*Your assignment*
A faithful, complete copy of the entries below is required, with images removed.

Records section start

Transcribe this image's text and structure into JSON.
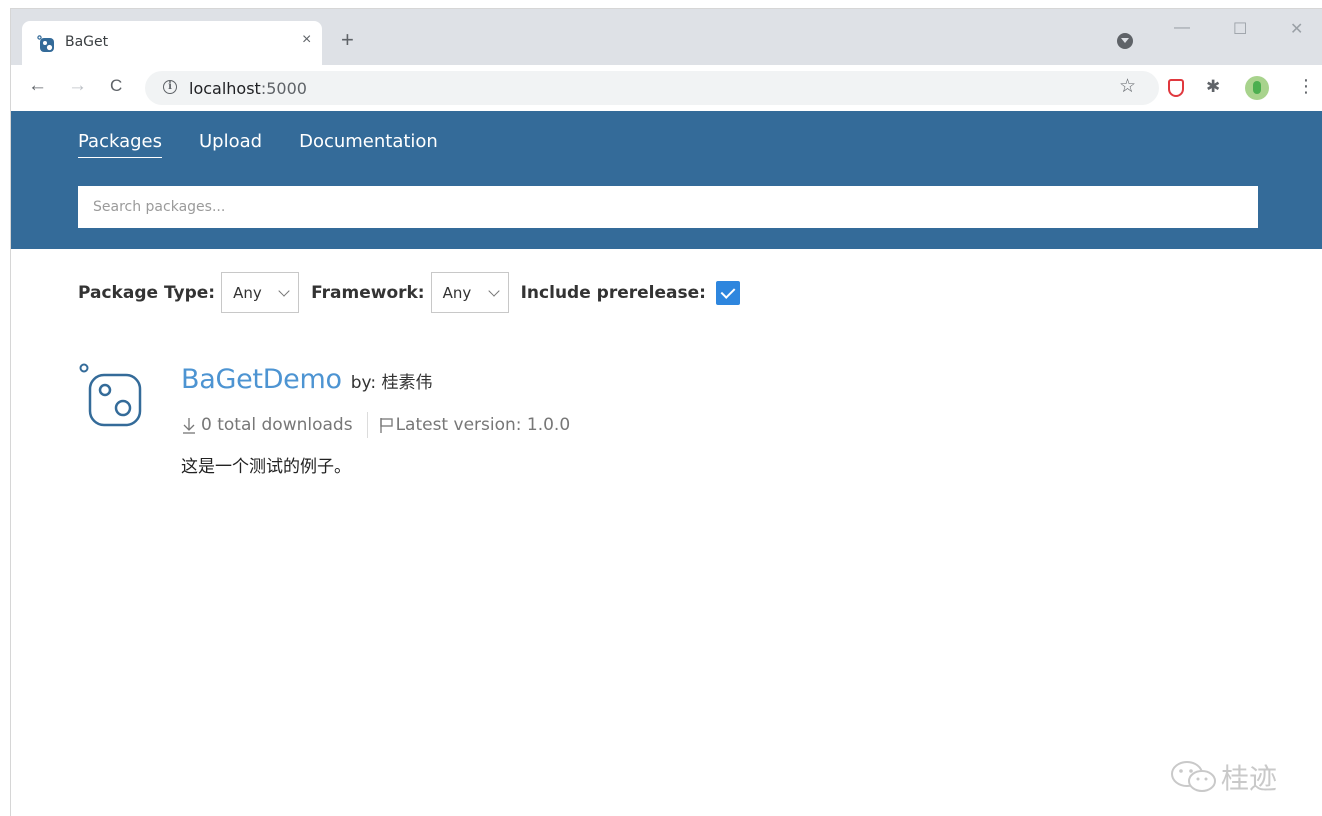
{
  "browser": {
    "tab_title": "BaGet",
    "close_glyph": "×",
    "new_tab_glyph": "+",
    "url_host": "localhost",
    "url_port": ":5000",
    "info_glyph": "i",
    "back_glyph": "←",
    "forward_glyph": "→",
    "reload_glyph": "C",
    "star_glyph": "☆",
    "puzzle_glyph": "✱",
    "menu_glyph": "⋮",
    "minimize_glyph": "—",
    "maximize_glyph": "☐",
    "window_close_glyph": "✕"
  },
  "nav": {
    "items": [
      {
        "label": "Packages",
        "active": true
      },
      {
        "label": "Upload",
        "active": false
      },
      {
        "label": "Documentation",
        "active": false
      }
    ]
  },
  "search": {
    "placeholder": "Search packages...",
    "value": ""
  },
  "filters": {
    "package_type_label": "Package Type:",
    "package_type_value": "Any",
    "framework_label": "Framework:",
    "framework_value": "Any",
    "prerelease_label": "Include prerelease:",
    "prerelease_checked": true
  },
  "results": [
    {
      "name": "BaGetDemo",
      "by": "by: 桂素伟",
      "downloads": "0 total downloads",
      "latest_version": "Latest version: 1.0.0",
      "description": "这是一个测试的例子。"
    }
  ],
  "watermark": {
    "text": "桂迹"
  },
  "colors": {
    "header_bg": "#346b99",
    "link": "#4d94d2",
    "checkbox": "#2e86de"
  },
  "icons": {
    "favicon": "baget-logo-icon",
    "download": "arrow-down-icon",
    "flag": "flag-icon",
    "wechat": "wechat-icon"
  }
}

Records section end

*Answer area*
Transcribe this image's text and structure into JSON.
{
  "browser": {
    "tab_title": "BaGet",
    "close_glyph": "×",
    "new_tab_glyph": "+",
    "url_host": "localhost",
    "url_port": ":5000",
    "info_glyph": "i",
    "back_glyph": "←",
    "forward_glyph": "→",
    "reload_glyph": "C",
    "star_glyph": "☆",
    "puzzle_glyph": "✱",
    "menu_glyph": "⋮",
    "minimize_glyph": "—",
    "maximize_glyph": "☐",
    "window_close_glyph": "✕"
  },
  "nav": {
    "items": [
      {
        "label": "Packages",
        "active": true
      },
      {
        "label": "Upload",
        "active": false
      },
      {
        "label": "Documentation",
        "active": false
      }
    ]
  },
  "search": {
    "placeholder": "Search packages...",
    "value": ""
  },
  "filters": {
    "package_type_label": "Package Type:",
    "package_type_value": "Any",
    "framework_label": "Framework:",
    "framework_value": "Any",
    "prerelease_label": "Include prerelease:",
    "prerelease_checked": true
  },
  "results": [
    {
      "name": "BaGetDemo",
      "by": "by: 桂素伟",
      "downloads": "0 total downloads",
      "latest_version": "Latest version: 1.0.0",
      "description": "这是一个测试的例子。"
    }
  ],
  "watermark": {
    "text": "桂迹"
  },
  "colors": {
    "header_bg": "#346b99",
    "link": "#4d94d2",
    "checkbox": "#2e86de"
  },
  "icons": {
    "favicon": "baget-logo-icon",
    "download": "arrow-down-icon",
    "flag": "flag-icon",
    "wechat": "wechat-icon"
  }
}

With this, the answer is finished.